To facilitate this prevention program, the superintendent may make arrangements for staff immunization at a convenient time and place, and at a nominal cost to the staff member. A “susceptible” staff member may be exempt from the requirements for immunization by filing a written objection to such immunization on the basis of religious or philosophical grounds, when a private physician certifies that the staff member’s physical condition contraindicates immunization or when the staff member provides documentation of immunity by blood test.
In the event of an outbreak of a vaccine-preventable disease in school, the local health officer has the authority to exclude a susceptible staff member. A staff member granted an exemption for religious, philosophical or medical reasons or without an acceptable immunization record on file may be excluded, as he/she is considered to be susceptible. If excluded he/she may be eligible for leave in accordance to the provisions of the collective bargaining agreement.

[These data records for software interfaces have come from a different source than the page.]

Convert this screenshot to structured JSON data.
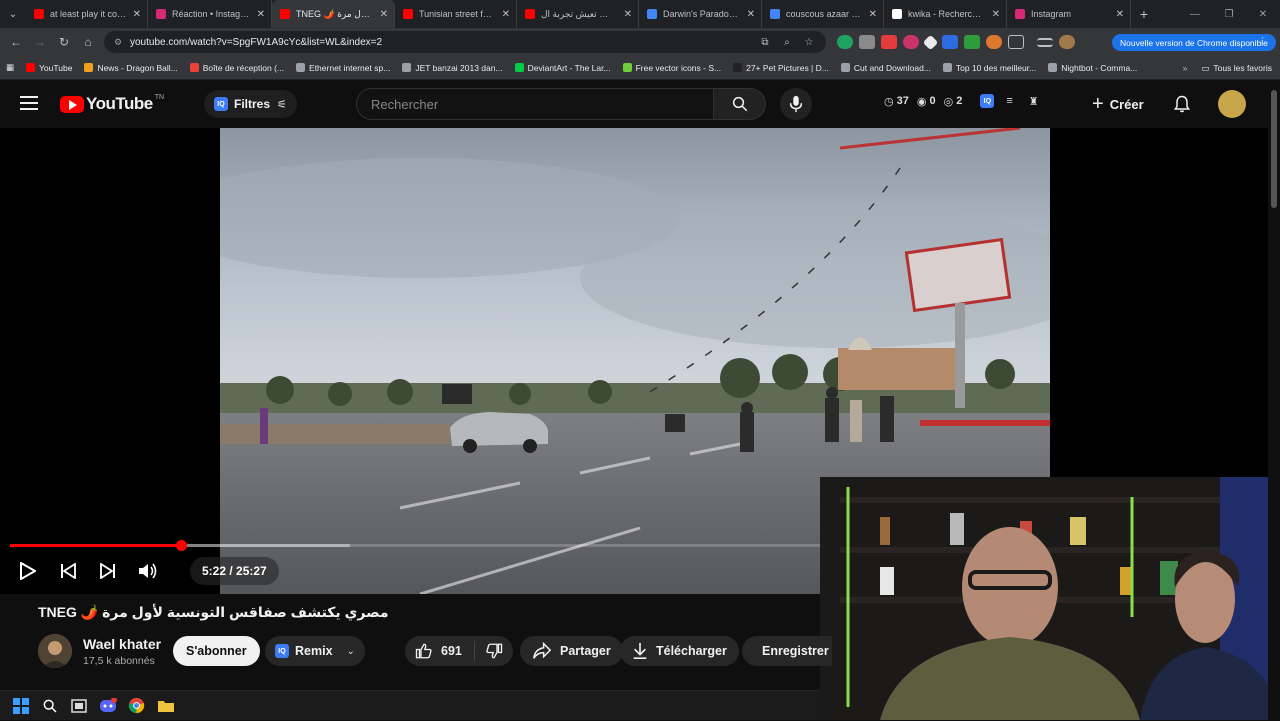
{
  "browser": {
    "tabs": [
      {
        "title": "at least play it cool -",
        "color": "#ff0000",
        "active": false
      },
      {
        "title": "Réaction • Instagram",
        "color": "#d62976",
        "active": false
      },
      {
        "title": "TNEG 🌶️ مصري يكتشف صفاقس التونسية لأول مرة",
        "color": "#ff0000",
        "active": true
      },
      {
        "title": "Tunisian street food",
        "color": "#ff0000",
        "active": false
      },
      {
        "title": "كيفاش تعيش تجربة ال",
        "color": "#ff0000",
        "active": false
      },
      {
        "title": "Darwin's Paradox! su",
        "color": "#4285f4",
        "active": false
      },
      {
        "title": "couscous azaar allou",
        "color": "#4285f4",
        "active": false
      },
      {
        "title": "kwika - Recherche Go",
        "color": "#ffffff",
        "active": false
      },
      {
        "title": "Instagram",
        "color": "#d62976",
        "active": false
      }
    ],
    "url": "youtube.com/watch?v=SpgFW1A9cYc&list=WL&index=2",
    "update_label": "Nouvelle version de Chrome disponible",
    "bookmarks": [
      "YouTube",
      "News - Dragon Ball...",
      "Boîte de réception (...",
      "Ethernet internet sp...",
      "JET banzai 2013 dan...",
      "DeviantArt - The Lar...",
      "Free vector icons - S...",
      "27+ Pet Pictures | D...",
      "Cut and Download...",
      "Top 10 des meilleur...",
      "Nightbot - Comma..."
    ],
    "bookmarks_right": "Tous les favoris"
  },
  "youtube": {
    "logo_text": "YouTube",
    "country": "TN",
    "filters_label": "Filtres",
    "search_placeholder": "Rechercher",
    "stats": {
      "watch": "37",
      "views": "0",
      "eye": "2"
    },
    "create_label": "Créer"
  },
  "player": {
    "current_time": "5:22",
    "duration": "25:27",
    "time_display": "5:22 / 25:27",
    "progress_fraction": 0.2109,
    "buffered_fraction": 0.42
  },
  "video": {
    "title": "TNEG 🌶️ مصري يكتشف صفاقس التونسية لأول مرة",
    "channel_name": "Wael khater",
    "subscribers": "17,5 k abonnés",
    "subscribe_label": "S'abonner",
    "remix_label": "Remix",
    "likes": "691",
    "share_label": "Partager",
    "download_label": "Télécharger",
    "save_label": "Enregistrer"
  },
  "colors": {
    "accent": "#ff0000",
    "chrome_blue": "#1a73e8",
    "bg": "#0f0f0f"
  }
}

The superintendent or designee will evaluate all job duties of district employees to determine which employees have reasonably anticipated on-the-job exposure to blood or other potentially infectious material. The district will maintain a list of job classifications where employees have reasonably anticipated exposure to blood or other potentially infectious material. The hepatitis B vaccine will be provided at the district’s expense to all employees identified as having risk of directly contacting blood or other potentially infectious material at work.
In the event that an employee has a specific exposure to blood or other potentially infectious material, the employee will be provided, at district expense, with confidential medical evaluation, follow-up and treatment, if indicated.
The district will provide annual training to all employees with reasonably anticipated exposure to blood or other potentially infectious material. All employees will receive district-provided training on HIV/AIDS/Blood Borne Pathogen within six months of initial employment regarding:
- History and epidemiology of HIV/AIDS/select Blood Borne Pathogen;
- Methods of transmission of HIV/select Blood Borne Pathogen;
- Methods of prevention of HIV/select Blood Borne Pathogen including universal precautions for handling of body fluids;
- Current treatment for symptoms of HIV/select Blood Borne Pathogen and prognosis of disease progression;
- State and federal laws governing discrimination of persons with HIV/AIDS; and
- State and federal laws regulating confidentiality of a person’s HIV antibody status.
Continuing employees will receive information, within one year of district receipt from OSPI, on new discoveries or changes in accepted knowledge of transmission, prevention, and treatment for HIV/AIDS.
Records will be kept in strict confidence regarding the hepatitis B vaccine status of all employees with reasonably anticipated exposure to blood or other potentially infectious material and for each occupational exposure an employee has to blood or other potentially infectious material. The records will be kept for the duration of the employee’s employment, plus thirty years. The district will also keep records that employees have received appropriate training.
Chapter 246-110 WAC Contagious disease — School Districts and Day Care Centers
296-823 Occupation Exposure to Bloodborne Pathogens
392-198 Training — School Employees — HIV/AIDS